In the early days of photography, emulsions were unhardened or poorly hardened. This led to the formation of bubbles by reaction of carbonate from developer carryover to the acid in the stop bath or acid fixer. The reaction with an acid fixer can take place even with a short rinse of water.
However, first it must be said that the carbon dioxide that is formed is in very tiny amount and it dissolves rapidly in the water of the stop bath, and so when these bubbles were observed, it was usually in a deep tank process where hydrostatic pressure prevented the bubbles from being released until the film or paper approached the surface of the tank and the pressure was reduced.

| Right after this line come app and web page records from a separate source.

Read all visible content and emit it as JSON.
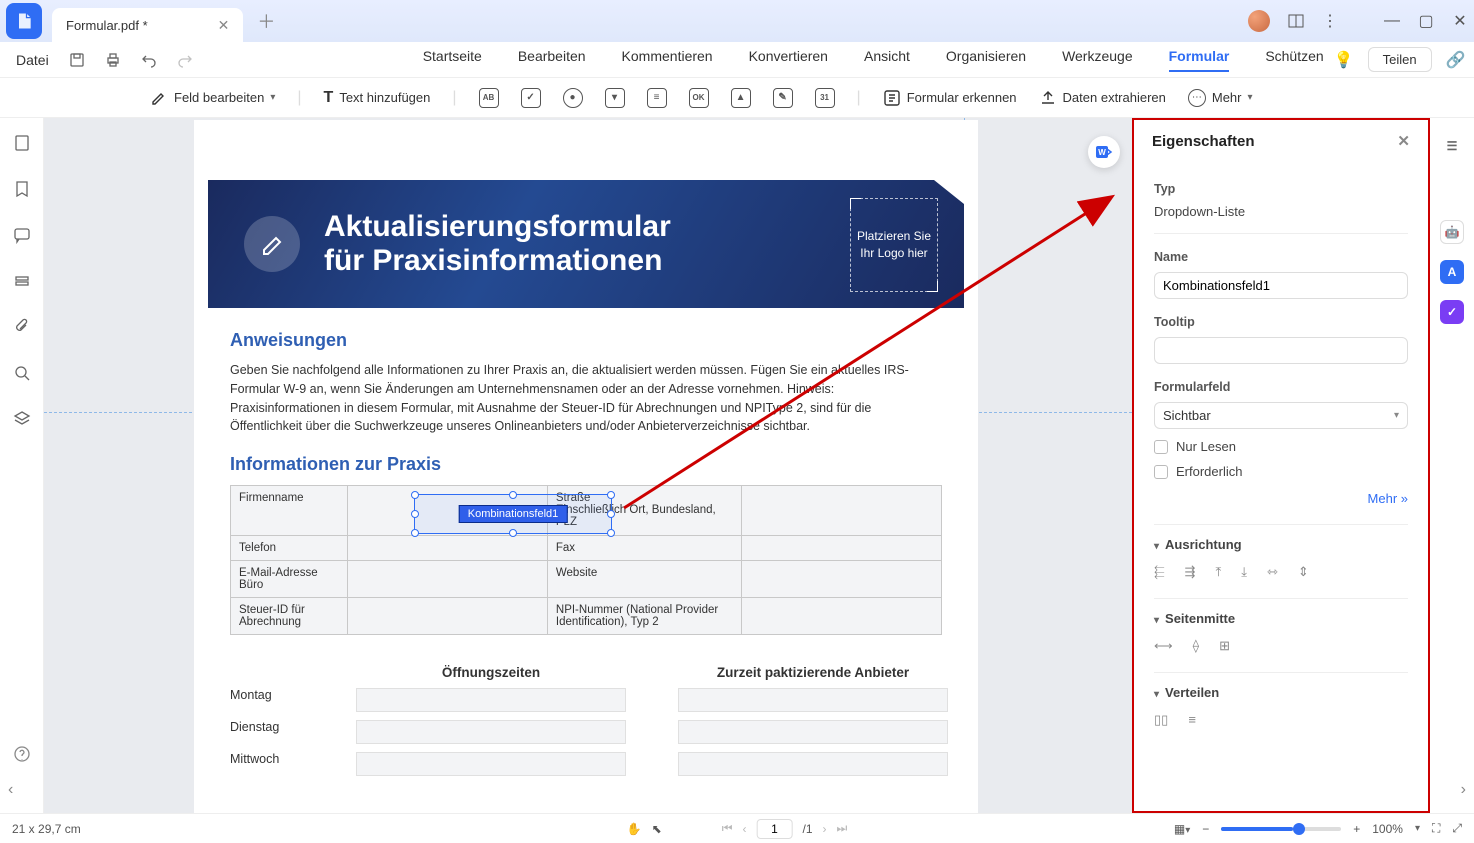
{
  "tab_title": "Formular.pdf *",
  "menu_file": "Datei",
  "menu_items": [
    "Startseite",
    "Bearbeiten",
    "Kommentieren",
    "Konvertieren",
    "Ansicht",
    "Organisieren",
    "Werkzeuge",
    "Formular",
    "Schützen"
  ],
  "share_label": "Teilen",
  "toolbar": {
    "edit_field": "Feld bearbeiten",
    "add_text": "Text hinzufügen",
    "recognize": "Formular erkennen",
    "extract": "Daten extrahieren",
    "more": "Mehr"
  },
  "doc": {
    "banner_line1": "Aktualisierungsformular",
    "banner_line2": "für Praxisinformationen",
    "logo_placeholder": "Platzieren Sie Ihr Logo hier",
    "instructions_h": "Anweisungen",
    "instructions_p": "Geben Sie nachfolgend alle Informationen zu Ihrer Praxis an, die aktualisiert werden müssen. Fügen Sie ein aktuelles IRS-Formular W-9 an, wenn Sie Änderungen am Unternehmensnamen oder an der Adresse vornehmen. Hinweis: Praxisinformationen in diesem Formular, mit Ausnahme der Steuer-ID für Abrechnungen und NPIType 2, sind für die Öffentlichkeit über die Suchwerkzeuge unseres Onlineanbieters und/oder Anbieterverzeichnisse sichtbar.",
    "section2_h": "Informationen zur Praxis",
    "labels": {
      "firmenname": "Firmenname",
      "strasse": "Straße\nEinschließlich Ort, Bundesland, PLZ",
      "telefon": "Telefon",
      "fax": "Fax",
      "email": "E-Mail-Adresse Büro",
      "website": "Website",
      "steuer": "Steuer-ID für Abrechnung",
      "npi": "NPI-Nummer (National Provider Identification), Typ 2"
    },
    "field_label": "Kombinationsfeld1",
    "hours": {
      "h1": "Öffnungszeiten",
      "h2": "Zurzeit paktizierende Anbieter",
      "mon": "Montag",
      "tue": "Dienstag",
      "wed": "Mittwoch"
    }
  },
  "props": {
    "title": "Eigenschaften",
    "type_lbl": "Typ",
    "type_val": "Dropdown-Liste",
    "name_lbl": "Name",
    "name_val": "Kombinationsfeld1",
    "tooltip_lbl": "Tooltip",
    "tooltip_val": "",
    "formfield_lbl": "Formularfeld",
    "formfield_val": "Sichtbar",
    "readonly": "Nur Lesen",
    "required": "Erforderlich",
    "more": "Mehr  »",
    "align_h": "Ausrichtung",
    "center_h": "Seitenmitte",
    "dist_h": "Verteilen"
  },
  "status": {
    "dims": "21 x 29,7 cm",
    "page": "1",
    "total": "/1",
    "zoom": "100%"
  }
}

The result was that the bubbles didn't show up in tray or shallow tank processes, but did sometimes in deep tank photofinishing processes. This was seldom and only seen pre-1960s.
In the 60s, most major film manufacturers switched over to hardeners that allow processing up to 100F for color films and papers and over 68F for B&W films and papers. These new products are not affected by the use of an acid stop bath in any way as far as can be determined, even in deep tanks or at high temperatures (RA color paper with a stop at 100F has no problems with pinholes and the RA and C41 developers are both carbonate based).
The only way I can generate bubbles (not pinholes) is to coat a totally unhardened emulsion at very high gelatin and then use an acid stop. I can see bubbles form before my eyes, and they don't form in the stop, they form in the acid hardener fix and can even form in the wash. They appear more like blisters.
I must add that not all manufacturers use these new modern hardeners, and therefore you might, in extreme cases, see blisters or marks from acid/carbonate interaction in such films.
I have never observed even this, but I warn you of the possibility.
I have used acid stops for film and paper for over 30 years with absolutely no problem, but have had problems of one sort or another with using a water rinse after development.
I will continue to use an acid stop.